AP African American Studies: informative or ignorant?


Alicia Devine

Protesters rally at the Florida Capitol on January 25, 2023, objecting to DeSantis’ AP African American Studies ban.

The College Board’s recently released African American Studies 2022-2025 plan

Spring of 2022, Florida Governor Ron DeSantis signed the Stop W.O.K.E. Act, restricting the ways schools discuss race and gender. In the process, AP African American History was banned. High schoolers in Florida will no longer be able to take the course which, as stated by the College Board, examines the diversity of African American experiences through direct encounters with authentic and varied sources.

Florida, the first and only state to ban the course, is 3,000 miles away from Olympia, but DeSantis’ decision directly impacts OHS. Teachers are now reevaluating their own content. Principal Matt Grant asserts: “When you’re a teacher, there’s no avoiding bias; you have to choose what to teach.”

Desantis later defended his decision, claiming that the curriculum lacked “historical accuracy” and its content was “inexplicably contrary to Florida law.” “We want education, not indoctrination,” he declared. 

Coincidentally, weeks after the course was banned, the College Board revised it, removing the names of Black writers and scholars affiliated with critical race theory, the queer experience, and feminism after “collecting feedback from teachers, students, scholars, and policymakers.”

A class in development for more than a decade, AP African American History is currently being taught in 60 high schools and will soon be taught at about 500 high schools nationwide. More than 200 institutions have pledged to grant college credit to students, as long as their exam scores qualify for it. 

Danielle Churchman, OHS Social Studies Department Head, shares similar sentiments as Grant.

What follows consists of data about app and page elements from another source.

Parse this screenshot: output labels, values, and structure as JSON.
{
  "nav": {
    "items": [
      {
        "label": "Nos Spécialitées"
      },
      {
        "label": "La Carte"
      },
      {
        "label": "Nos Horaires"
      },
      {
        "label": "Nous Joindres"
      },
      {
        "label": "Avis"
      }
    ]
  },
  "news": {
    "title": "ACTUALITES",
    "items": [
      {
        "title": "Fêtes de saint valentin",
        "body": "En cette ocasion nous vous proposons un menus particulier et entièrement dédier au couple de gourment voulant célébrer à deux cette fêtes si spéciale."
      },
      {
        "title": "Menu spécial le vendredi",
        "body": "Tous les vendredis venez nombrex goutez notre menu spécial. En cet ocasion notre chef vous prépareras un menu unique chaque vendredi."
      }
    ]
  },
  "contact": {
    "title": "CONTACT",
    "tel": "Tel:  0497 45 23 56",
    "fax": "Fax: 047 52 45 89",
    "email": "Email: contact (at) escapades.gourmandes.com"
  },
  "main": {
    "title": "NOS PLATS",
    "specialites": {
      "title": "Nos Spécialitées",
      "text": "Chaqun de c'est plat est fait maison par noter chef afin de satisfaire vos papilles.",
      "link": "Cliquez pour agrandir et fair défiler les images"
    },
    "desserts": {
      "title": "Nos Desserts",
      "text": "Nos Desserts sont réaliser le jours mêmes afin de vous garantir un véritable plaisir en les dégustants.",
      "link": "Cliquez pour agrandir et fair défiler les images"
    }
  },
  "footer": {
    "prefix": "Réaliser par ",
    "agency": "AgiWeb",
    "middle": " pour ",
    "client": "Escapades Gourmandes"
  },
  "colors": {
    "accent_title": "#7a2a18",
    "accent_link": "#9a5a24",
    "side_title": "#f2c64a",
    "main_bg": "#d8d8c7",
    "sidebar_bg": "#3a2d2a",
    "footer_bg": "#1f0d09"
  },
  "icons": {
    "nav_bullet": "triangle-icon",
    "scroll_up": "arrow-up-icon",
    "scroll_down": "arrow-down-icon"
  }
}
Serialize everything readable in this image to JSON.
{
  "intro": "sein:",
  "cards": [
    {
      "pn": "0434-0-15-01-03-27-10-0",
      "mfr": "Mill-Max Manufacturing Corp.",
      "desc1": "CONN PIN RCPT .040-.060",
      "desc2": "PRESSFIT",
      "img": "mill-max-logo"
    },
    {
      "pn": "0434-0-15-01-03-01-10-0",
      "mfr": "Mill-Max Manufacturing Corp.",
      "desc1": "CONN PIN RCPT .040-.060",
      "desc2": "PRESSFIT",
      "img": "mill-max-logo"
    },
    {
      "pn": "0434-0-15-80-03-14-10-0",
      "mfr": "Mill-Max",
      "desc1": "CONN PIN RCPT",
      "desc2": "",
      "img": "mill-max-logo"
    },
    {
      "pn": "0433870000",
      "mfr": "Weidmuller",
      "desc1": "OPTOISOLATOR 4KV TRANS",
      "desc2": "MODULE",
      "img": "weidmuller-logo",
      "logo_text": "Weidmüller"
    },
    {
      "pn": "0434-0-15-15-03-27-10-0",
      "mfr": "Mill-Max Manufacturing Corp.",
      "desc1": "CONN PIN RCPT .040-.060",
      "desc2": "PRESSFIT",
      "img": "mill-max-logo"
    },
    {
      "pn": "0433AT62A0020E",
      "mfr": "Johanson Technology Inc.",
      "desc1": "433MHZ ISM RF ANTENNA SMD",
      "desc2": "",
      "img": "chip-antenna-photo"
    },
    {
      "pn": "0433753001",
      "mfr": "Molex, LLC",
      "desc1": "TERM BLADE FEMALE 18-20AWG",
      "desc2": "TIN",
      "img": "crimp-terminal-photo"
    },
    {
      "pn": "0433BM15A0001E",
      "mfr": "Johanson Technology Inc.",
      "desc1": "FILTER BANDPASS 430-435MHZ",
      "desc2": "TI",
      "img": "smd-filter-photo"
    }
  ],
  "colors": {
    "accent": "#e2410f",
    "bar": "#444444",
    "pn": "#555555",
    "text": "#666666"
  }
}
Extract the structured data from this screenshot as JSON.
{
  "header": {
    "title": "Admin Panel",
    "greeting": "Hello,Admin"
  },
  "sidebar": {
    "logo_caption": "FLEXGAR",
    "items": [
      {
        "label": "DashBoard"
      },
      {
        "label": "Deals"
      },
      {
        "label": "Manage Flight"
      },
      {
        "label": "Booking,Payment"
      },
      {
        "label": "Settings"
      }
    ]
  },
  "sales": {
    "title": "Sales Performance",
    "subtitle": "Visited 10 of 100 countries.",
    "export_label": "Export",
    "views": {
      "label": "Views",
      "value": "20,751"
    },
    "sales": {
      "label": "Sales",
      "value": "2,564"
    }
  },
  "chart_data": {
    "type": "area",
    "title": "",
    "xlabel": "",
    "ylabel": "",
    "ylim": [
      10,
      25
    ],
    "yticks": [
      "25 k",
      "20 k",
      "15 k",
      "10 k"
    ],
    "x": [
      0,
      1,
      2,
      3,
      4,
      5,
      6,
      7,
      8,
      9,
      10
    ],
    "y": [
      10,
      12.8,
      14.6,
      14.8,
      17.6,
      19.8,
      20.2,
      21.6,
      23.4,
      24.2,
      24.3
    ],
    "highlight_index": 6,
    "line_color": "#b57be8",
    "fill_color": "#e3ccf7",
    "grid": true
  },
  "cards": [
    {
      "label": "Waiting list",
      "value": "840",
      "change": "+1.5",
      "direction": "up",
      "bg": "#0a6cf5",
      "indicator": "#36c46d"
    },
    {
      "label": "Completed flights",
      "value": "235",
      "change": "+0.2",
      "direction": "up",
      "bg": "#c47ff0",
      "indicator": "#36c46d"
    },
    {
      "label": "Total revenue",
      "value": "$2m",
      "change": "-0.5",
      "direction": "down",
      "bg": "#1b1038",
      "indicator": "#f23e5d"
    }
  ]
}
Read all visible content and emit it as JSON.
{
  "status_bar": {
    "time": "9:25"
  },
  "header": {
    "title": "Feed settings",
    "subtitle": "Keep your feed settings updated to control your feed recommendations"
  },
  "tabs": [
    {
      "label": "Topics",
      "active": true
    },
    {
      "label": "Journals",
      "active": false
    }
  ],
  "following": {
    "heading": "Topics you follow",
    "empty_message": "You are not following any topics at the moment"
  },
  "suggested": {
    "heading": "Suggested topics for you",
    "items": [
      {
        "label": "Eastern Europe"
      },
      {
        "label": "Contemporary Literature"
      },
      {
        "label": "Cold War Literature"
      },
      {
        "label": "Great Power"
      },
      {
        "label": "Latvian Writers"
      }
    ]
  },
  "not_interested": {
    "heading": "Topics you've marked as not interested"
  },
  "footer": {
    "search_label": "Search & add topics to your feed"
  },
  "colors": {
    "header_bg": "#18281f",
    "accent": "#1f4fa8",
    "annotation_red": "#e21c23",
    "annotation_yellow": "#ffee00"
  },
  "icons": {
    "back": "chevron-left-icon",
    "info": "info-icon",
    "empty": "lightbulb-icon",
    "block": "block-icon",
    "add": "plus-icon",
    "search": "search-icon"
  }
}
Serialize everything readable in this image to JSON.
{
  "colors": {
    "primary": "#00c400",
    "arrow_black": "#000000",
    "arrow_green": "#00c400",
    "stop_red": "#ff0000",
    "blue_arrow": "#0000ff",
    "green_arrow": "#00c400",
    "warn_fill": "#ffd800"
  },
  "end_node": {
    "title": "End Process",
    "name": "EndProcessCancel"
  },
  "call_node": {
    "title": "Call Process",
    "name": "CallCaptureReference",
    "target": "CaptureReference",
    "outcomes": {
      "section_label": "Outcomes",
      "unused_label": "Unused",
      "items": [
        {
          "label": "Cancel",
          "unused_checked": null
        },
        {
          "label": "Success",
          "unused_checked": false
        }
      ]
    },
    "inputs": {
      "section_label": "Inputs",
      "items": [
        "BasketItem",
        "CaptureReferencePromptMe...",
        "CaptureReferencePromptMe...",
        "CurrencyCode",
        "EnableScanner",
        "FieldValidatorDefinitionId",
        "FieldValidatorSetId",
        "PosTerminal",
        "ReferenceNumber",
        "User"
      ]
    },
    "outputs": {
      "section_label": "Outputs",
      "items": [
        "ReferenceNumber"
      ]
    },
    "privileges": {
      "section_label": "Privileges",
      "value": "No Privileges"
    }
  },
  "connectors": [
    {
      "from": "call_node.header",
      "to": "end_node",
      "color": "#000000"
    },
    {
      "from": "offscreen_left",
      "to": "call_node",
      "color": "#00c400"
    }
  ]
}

Churchman affirms that teaching African American history is “not only important; it’s an obligation.”

However, even though DeSantis’ decisions have affected Churchman’s teaching, it hasn’t swayed her standpoint. “It’s not going to change my decision on how I weigh the importance of discussing issues like this…. but now, I have an opportunity to share how institutions that hold a lot of power are influencing what students have access to in this country.”

According to Churchman, “History is about understanding our past to inform our present and to chart a worthwhile future. Systems of oppression in the U.S. are barriers for access to equitable resources and fulfilled lives… it is our obligation as teachers to help facilitate awareness so action can follow.”

Churchman raises important questions as well: “Who gets to decide what we learn? To what extent are we willing to allow those entities to determine what is censored from us? How we are empowered to teach those important issues?”

And while the answers are different for everyone, one condition remains relevant: Long-lasting legal decisions like the banning of racial studies should be made with logic and evidence, not ignorance and avoidance.